Even if I'm not bringing home pounds of butternut squash or purple potatoes, I do enjoy  the bounty of the fall season on display at Union Square Greenmarket. The colors we most associate with autumn- golds, dark greens, crimson reds, and oranges, mix well with touches of purples and plums. Ornamental kales are a good example. The stacks of fruit and vegetables make a beautiful sight. Often musicians are on hand to set the mood. On the day I visited a woman played nice country fiddle, and a guy known as the Renegade Accordion,  a fellow who bills himself as "New York's only musical bounty hunter," entertained the shoppers from behind the slits of his Boba Fett helmet. He happens to be a wonderful musician, too. After spending a full hour at the market I returned home with hot turkey sausage, Santa Fe peppers, German butter potatoes and advice from DiPaola Turkey Farm about how to put it all together for dinner. For dessert and breakfast the next morning I picked up a vegan carrot raisin cookie, a small pumpkin cake and a square of pumpkin gingerbread. My apartment smells great.   

More information: Union Square Park, 17th St. at Broadway, New York, NY 10003
Monday, Wednesday, Friday, and Saturday 8am-6pm; Closed on Tuesdays, Thursdays, and Sundays. See the website of the Council on the Environment of New York City for more about greenmarkets in the city.

Images by Walking Off the Big Apple from November 11, 2009. To prepare a classic dish made with hot turkey sausage, brown the sausage with chunks of potatoes, a diced onion, a little garlic, oregano and green peppers in olive oil. Transfer to a casserole dish and heat at 375 for 45 minutes to an hour.

6 comments:

Anton Deque said...

Oh, dear! There you go again! Teri it is so frustrating not to be strolling in New York! We saw the Greenmarket for ourselves. Besides the veg, I remember the bread loaves on sale the morning we went. It's a lovely memory, and the people were charming. We learned from one dear we spoke to that some of the vendors set off before the crack of dawn to make the trip. She also confided (people don't do that much any more do they?) that she had seen chefs from very posh restaurants making their rounds of the stalls ... So there!

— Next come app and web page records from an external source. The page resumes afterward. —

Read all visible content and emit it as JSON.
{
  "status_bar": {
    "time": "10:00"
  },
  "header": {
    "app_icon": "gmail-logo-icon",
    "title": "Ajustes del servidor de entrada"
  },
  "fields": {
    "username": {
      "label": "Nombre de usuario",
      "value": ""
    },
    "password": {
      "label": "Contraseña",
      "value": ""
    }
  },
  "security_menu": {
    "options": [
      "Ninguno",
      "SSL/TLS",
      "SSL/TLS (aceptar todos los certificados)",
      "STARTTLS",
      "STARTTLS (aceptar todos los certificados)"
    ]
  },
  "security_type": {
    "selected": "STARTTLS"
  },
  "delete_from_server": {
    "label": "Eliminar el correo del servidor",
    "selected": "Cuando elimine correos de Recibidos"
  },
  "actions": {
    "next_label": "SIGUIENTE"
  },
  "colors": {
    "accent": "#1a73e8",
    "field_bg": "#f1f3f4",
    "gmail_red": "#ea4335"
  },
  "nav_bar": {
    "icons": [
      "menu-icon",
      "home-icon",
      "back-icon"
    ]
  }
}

Teri Tynes said...

Hi, Anton. Thanks so much. If it makes you feel better, the weather today is far less pleasant than yesterday's (when I took these pictures). The people at the market are very nice, I find, especially when I ask about recipes for the vegetables and so forth. I have seen celebrity chefs there, too. The area around Union Square and by extension, Gramercy Park and the Flatiron, is home to many top restaurants.

Pascale said...

Oh boy, do I miss that place...
Once more, thanks for these pictures !

Terry B, Blue Kitchen said...

Great photos, Teri! You've given me acute farmers market envy. BTW, there was a recent article in New York magazine about Union Square's micro-economy. The Greenmarket is a major driver, no surprise.

T&NOK said...

Dear Teri,
When we read a sentence like:
• Another rainy day today, with patchy fog. In the early morning I could hear the swoosh of taxis swishing through the streets..., we ARE right on the spot.
Thank you for that!
T&NOK, Amsterdam, The Netherlands

Teri Tynes said...

Terry- Thanks so much for the suggested reading about the market's microeconomy. I'll read it.

T & NOK- Yes, that was something I wrote in the Updates sidebar a few days ago. Taxis tend to make their own sounds on the pavement. They sound very cool on cobble stoned streets. Ka-thump, ka-thump, ka-thump.